I have two days to go. Only two. A governing body of professionals in our school district have decided that 14 whole days is required to celebrate Christmas. Actually, I don’t know who makes that call. Someone who is mad at me, I presume.
Boredom hovers over our home. I wonder how it was possible to birth the thirstiest, and boredest, children on the planet. Maybe the two go hand in hand, the boreder they get, the thirstier they get. The fog is thick, making imaginative play, creative thinking or reading of any kind impossible. I conclude that my children can no longer see the words on the page through the boredom. The only thing left to do is sit as close to me as possible, and stare. Even the dog. She is bored. And staring.
My arsenal is bare. I have suggested all I know to keep us busy, thriving and going these past two weeks. Even TV is old news. Nothing left to do but sit, and stare, and hold on. The boredom creates a shaky, anxious feeling inside me. We can all feel it.
I remember reading an article somewhere that talked about boredom being good for kids.
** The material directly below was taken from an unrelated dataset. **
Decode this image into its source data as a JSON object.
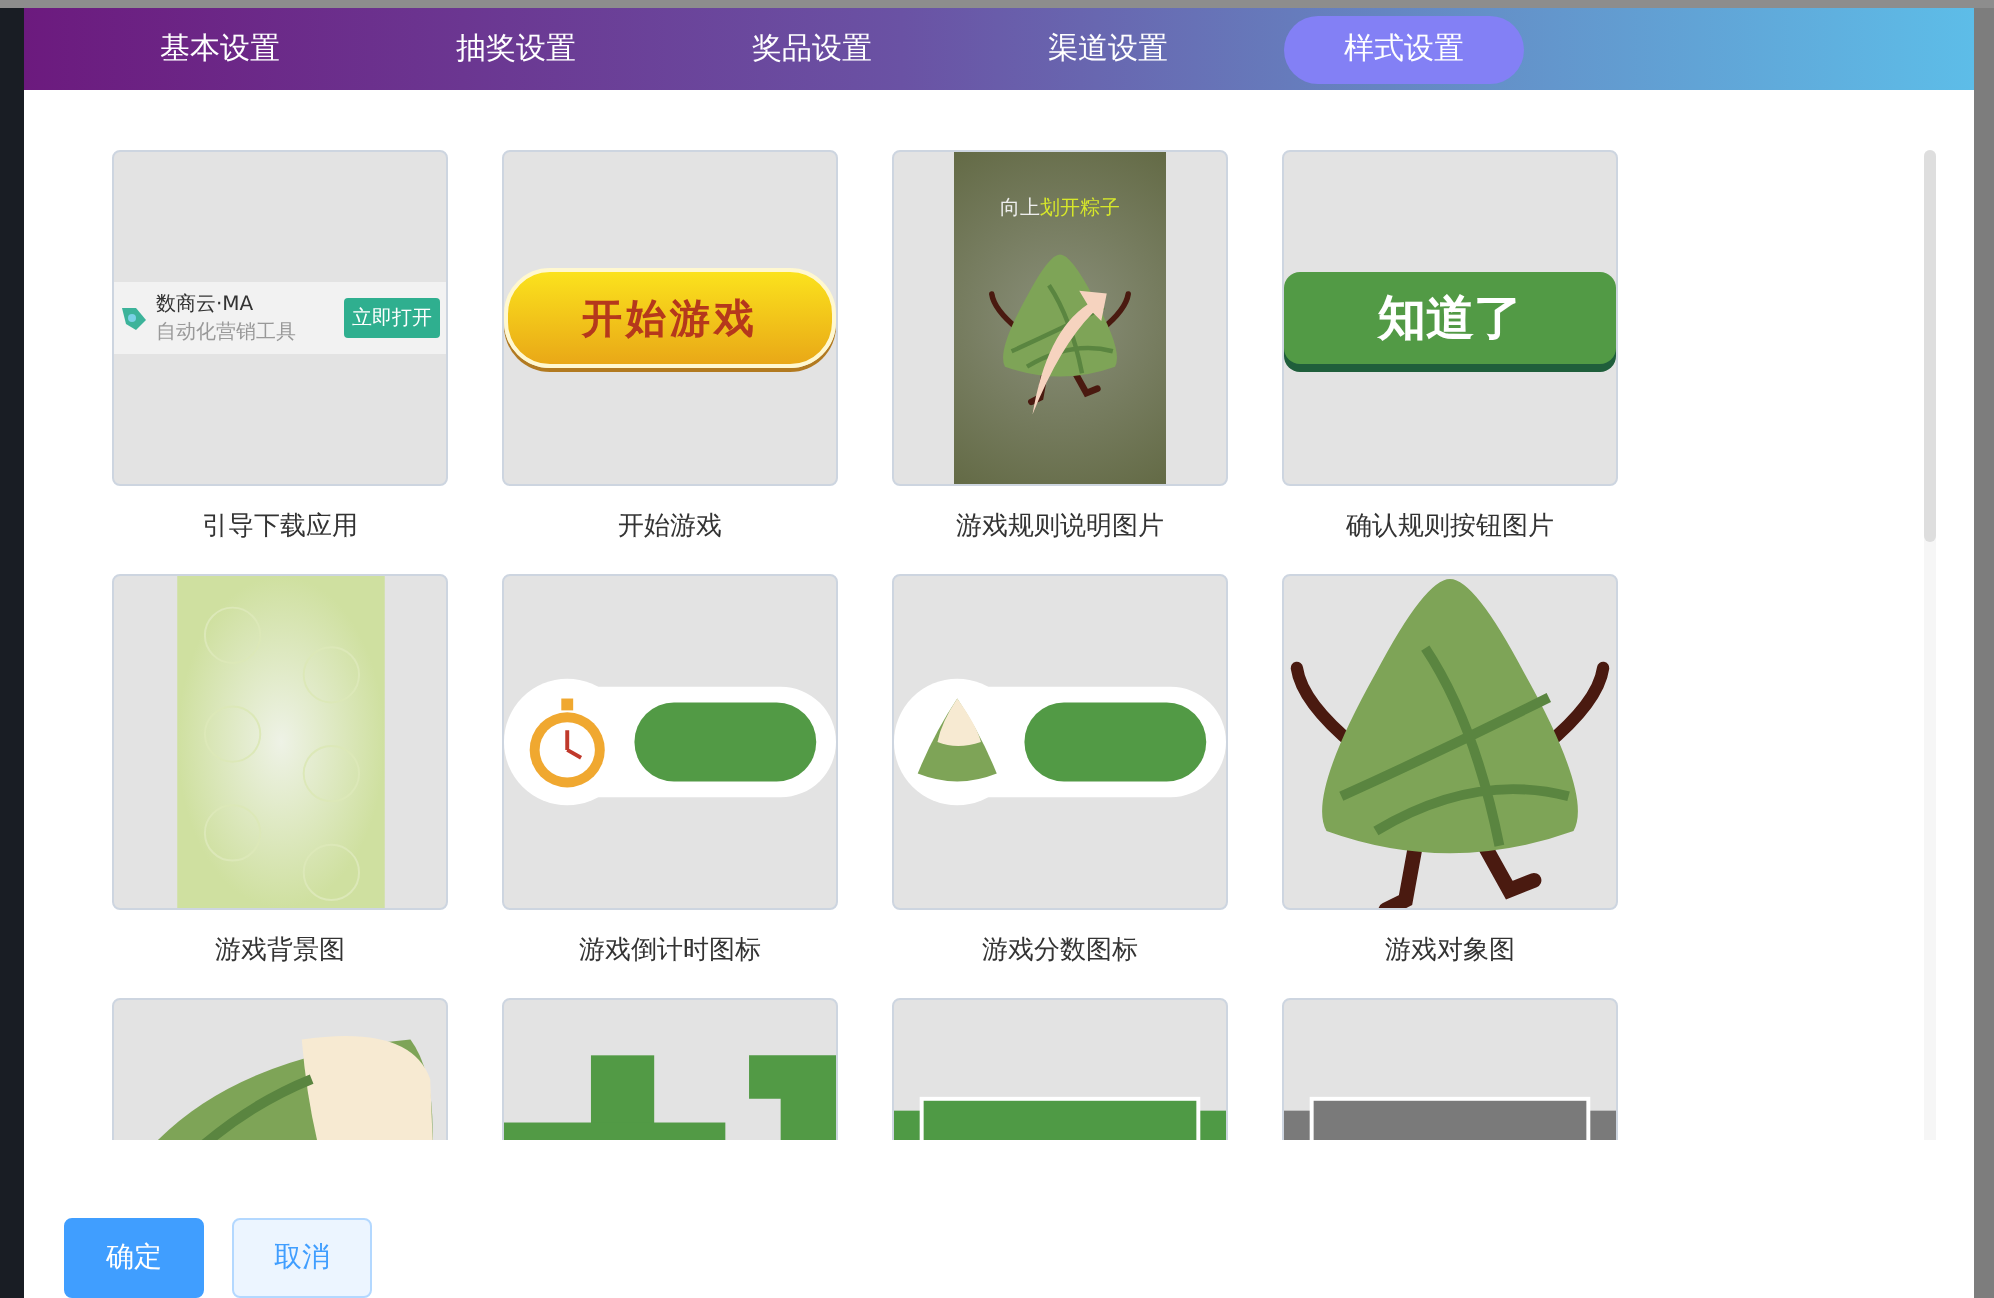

That it actually makes them smarter. I decide I love that article. That even though they are staring at me, and sighing loudly, they are actually turning into little geniuses. This thought moves me safely back to the illusion that I have it all together. Lying to myself about this gives me something to do.
Finding something to do. That, I know, is actually what is making me feel shaky. It’s me. Not the kids. I am bored. I feel uncomfortable in silence. Unsafe when stationary. So we go, and do, and push so I can pass the hours until bedtime. As if time wasn’t moving fast enough, I partner with it to move the day along quicker. My eight year old’s face is changing. The early years are falling off, he just looks..older. His life has flown by. Back to panic. Back to shaky. Moms know time is flying, and yet, it isn’t moving at all. I don’t understand this dance, and why it makes me feel like I can’t miss a second of their young lives. Even though I need to. Even though I have to.
There is a post-it note tucked away in my journal. “Courtney, you don’t have to be ever-present.” It was written after another tearful conversation with a friend. A male friend. Casually, he said “I think moms get present and ever-present mixed up. Being a present mother doesn’t mean being an ever-present mother.” The words dropped in my heart like an anchor. I go back to the post-it frequently, a written permission slip to myself to walk away and let boredom set in. Not only for my kids, but for myself, because THIS IS IT. I DON’T HAVE TO BE EVER-PRESENT.
This opportunity to be the mother of three young boys needs to be exactly what motherhood was that day. Each day different, but routinely familiar to the day before. Each day asking for do-overs and high-fives. Each day feeling joy and sadness. Anticipation and boredom. Each day walking away from ever-present parenting, to ever-present awarness of what I need emotionally and physically, so I CAN BE a present parent. What WE need. Each day being what it is, nothing more or less.
I smile thinking of all the days I have had with the boys, and of the ones coming. They catalog themselves in my memory. The memories steady the shaky energy. I know that they are okay, and that I am okay, and that I am actually a really good mom. Even though I am bored today. Even though motherhood seems like busy work. So it will be. So it is. But I still have no idea what to do with the dog.